Industry Voice: Despite predictions of huge growth within the electric vehicle charging market, fierce competition could prevent some companies from making decent returns, explains Schroders
Sales of electric vehicles (EVs) have been remarkably strong recently. In the 12 months to June 2021, sales of EVs were more than 160 per cent higher than in the same period a year earlier, and were up by more than 130 per cent in the comparable period in 2019, according to BNEF data.
So, although the transition to EVs is truly underway, this is just the beginning and there is a lot further to go. In the UK, for example, EVs accounted for 11 per cent of total passenger vehicle sales last year. However, that share will have to rise to 100 per cent in fewer than nine years if the target to ban sales of new internal combustion engine (ICE) vehicles by 2030 is to be met.
On the commercial vehicle side, more and more companies are committing to ambitious decarbonisation targets, which means emissions from commercial vehicle fleets are coming under scrutiny. The 111 members of the ‘EV100' group, which includes companies such as Tesco and Ikea, have committed to switch their fleets to EVs and/or install charging for staff and/or customers by 2030.
In addition to these policy and target tailwinds, the economics of EVs continue to improve as the industry expands. Indeed, EVs are expected to become cheaper than ICE vehicles within the next few years. This will be an important tipping point for the market which will further accelerate the transition.
How big could the EV charging market be?

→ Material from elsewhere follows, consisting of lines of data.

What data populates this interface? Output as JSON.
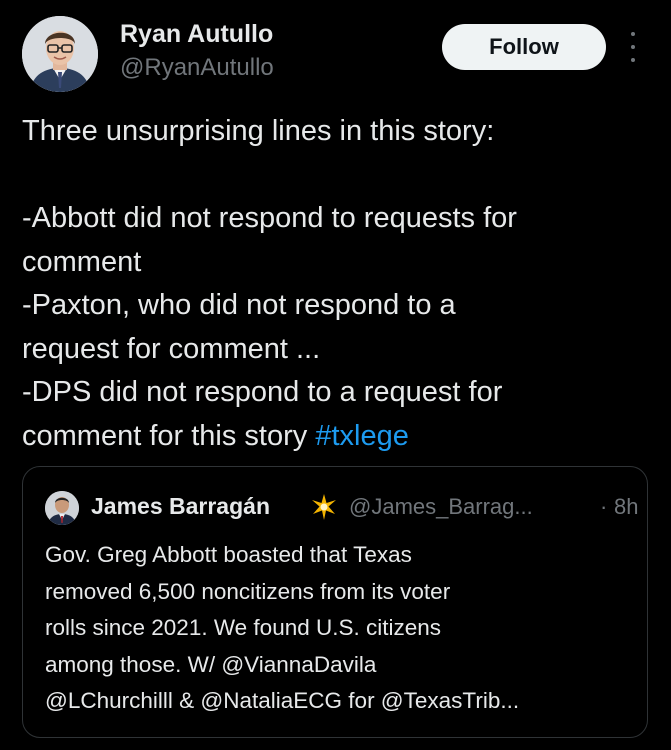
{
  "author": {
    "display_name": "Ryan Autullo",
    "handle": "@RyanAutullo"
  },
  "actions": {
    "follow_label": "Follow",
    "more_icon": "more-vertical-icon"
  },
  "tweet": {
    "lines": [
      "Three unsurprising lines in this story:",
      "",
      "-Abbott did not respond to requests for",
      "comment",
      "-Paxton, who did not respond to a",
      "request for comment ...",
      "-DPS did not respond to a request for",
      "comment for this story "
    ],
    "hashtag": "#txlege"
  },
  "quote": {
    "display_name": "James Barragán",
    "badge_icon": "sparkle-icon",
    "handle": "@James_Barrag...",
    "separator": "·",
    "time": "8h",
    "lines": [
      "Gov. Greg Abbott boasted that Texas",
      "removed 6,500 noncitizens from its voter",
      "rolls since 2021. We found U.S. citizens",
      "among those. W/ ",
      " & ",
      " for @TexasTrib..."
    ],
    "mentions": [
      "@ViannaDavila",
      "@LChurchilll",
      "@NataliaECG"
    ]
  },
  "colors": {
    "background": "#000000",
    "text_primary": "#e7e9ea",
    "text_secondary": "#71767b",
    "link": "#1d9bf0",
    "follow_bg": "#eff3f4",
    "border": "#2f3336"
  }
}
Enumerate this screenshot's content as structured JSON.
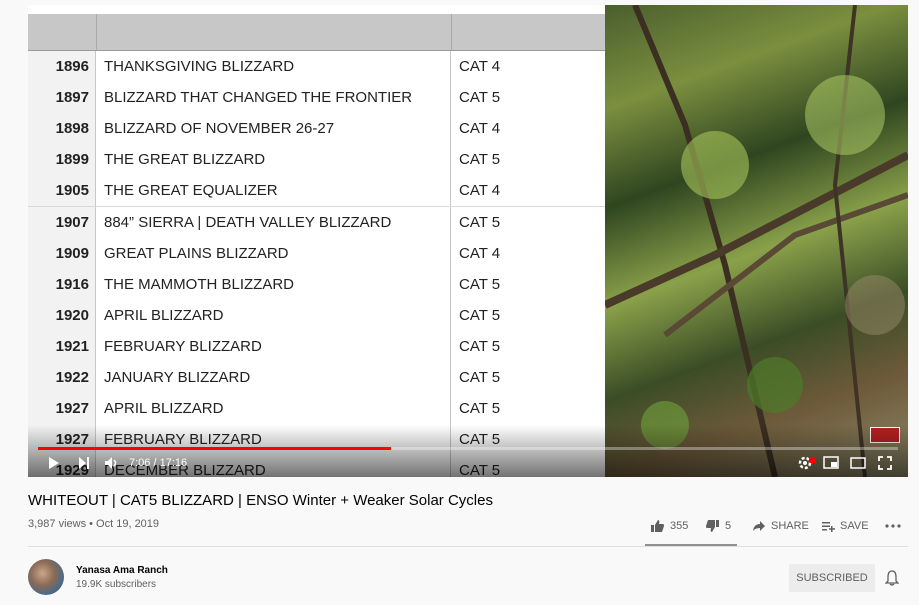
{
  "video": {
    "table": {
      "rows": [
        {
          "year": "1896",
          "name": "THANKSGIVING BLIZZARD",
          "cat": "CAT 4"
        },
        {
          "year": "1897",
          "name": "BLIZZARD THAT CHANGED THE  FRONTIER",
          "cat": "CAT 5"
        },
        {
          "year": "1898",
          "name": "BLIZZARD OF NOVEMBER 26-27",
          "cat": "CAT 4"
        },
        {
          "year": "1899",
          "name": "THE GREAT BLIZZARD",
          "cat": "CAT 5"
        },
        {
          "year": "1905",
          "name": "THE GREAT EQUALIZER",
          "cat": "CAT 4"
        },
        {
          "year": "1907",
          "name": "884” SIERRA | DEATH VALLEY BLIZZARD",
          "cat": "CAT 5"
        },
        {
          "year": "1909",
          "name": "GREAT PLAINS BLIZZARD",
          "cat": "CAT 4"
        },
        {
          "year": "1916",
          "name": "THE MAMMOTH BLIZZARD",
          "cat": "CAT 5"
        },
        {
          "year": "1920",
          "name": "APRIL BLIZZARD",
          "cat": "CAT 5"
        },
        {
          "year": "1921",
          "name": "FEBRUARY BLIZZARD",
          "cat": "CAT 5"
        },
        {
          "year": "1922",
          "name": "JANUARY BLIZZARD",
          "cat": "CAT 5"
        },
        {
          "year": "1927",
          "name": "APRIL BLIZZARD",
          "cat": "CAT 5"
        },
        {
          "year": "1927",
          "name": "FEBRUARY BLIZZARD",
          "cat": "CAT 5"
        },
        {
          "year": "1929",
          "name": "DECEMBER BLIZZARD",
          "cat": "CAT 5"
        }
      ]
    },
    "controls": {
      "time": "7:06 / 17:16",
      "progress": 0.41,
      "buffered": 0.41
    }
  },
  "info": {
    "title": "WHITEOUT | CAT5 BLIZZARD | ENSO Winter + Weaker Solar Cycles",
    "meta": "3,987 views • Oct 19, 2019",
    "likes": "355",
    "dislikes": "5",
    "share_label": "SHARE",
    "save_label": "SAVE",
    "like_ratio": 0.986
  },
  "channel": {
    "name": "Yanasa Ama Ranch",
    "subscribers": "19.9K subscribers",
    "subscribe_label": "SUBSCRIBED"
  },
  "colors": {
    "progress": "#ff0000",
    "accent_text": "#606060"
  }
}
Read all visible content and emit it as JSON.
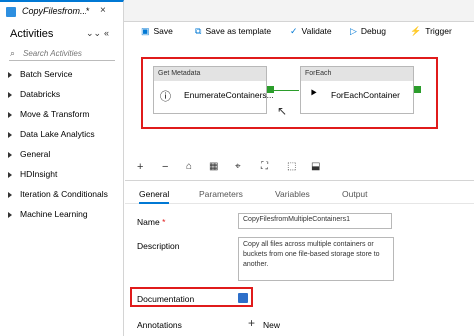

According to estimates by Bloomberg, more than 300 million new EV charging ports (across residential, public, fast charging and fleet) will be required globally by 2040, up from fewer than six million today. The enormous volume of chargers required to support the shift to EVs (both passenger and commercial), means this is expected to remain a growth market until around 2035, when investment in charging infrastructure peaks.
Under Bloomberg's more ambitious growth scenario, more than 500 million chargers would be required globally by 2040, representing almost $1.6tr of cumulative investment in EV charging infrastructure.
What are the opportunities and challenges?
Until recently, it has been difficult for equity investors to directly access the EV charging theme: either because the companies were private, or because small EV charging businesses were tucked away in larger, diversified companies.
However, a raft of EV charging companies have gone public in the past 12 months, often via special purpose acquisition vehicles (SPACs). Consequently, the opportunities for investors have expanded considerably.
While the proliferation of well-funded EV charging companies bodes well for the industry's ability to support the energy transition, it also raises a pressing question from an investment perspective. With so many companies jostling for a piece of the action, will competition prevent these companies from achieving decent returns?
What does this mean for investors?
Many of these companies may be able to continue to do well in the short term as the EV charging sector continues to expand rapidly. In the long term, however, the gap between those companies which have managed to create real customer retention (for example, through selling software subscriptions) and those whose business model is focused primarily on selling the charging hardware or electricity, may become more apparent.
Investors who remember the evolution of the solar manufacturing industry over the last 10 years will be all too familiar with the idea that a market can grow rapidly while delivering poor returns to shareholders. As investors in climate change, our role is to look beyond the eye-catching growth numbers and seek out those companies with durable long-term competitive advantages.
This article is sponsored by Schroders.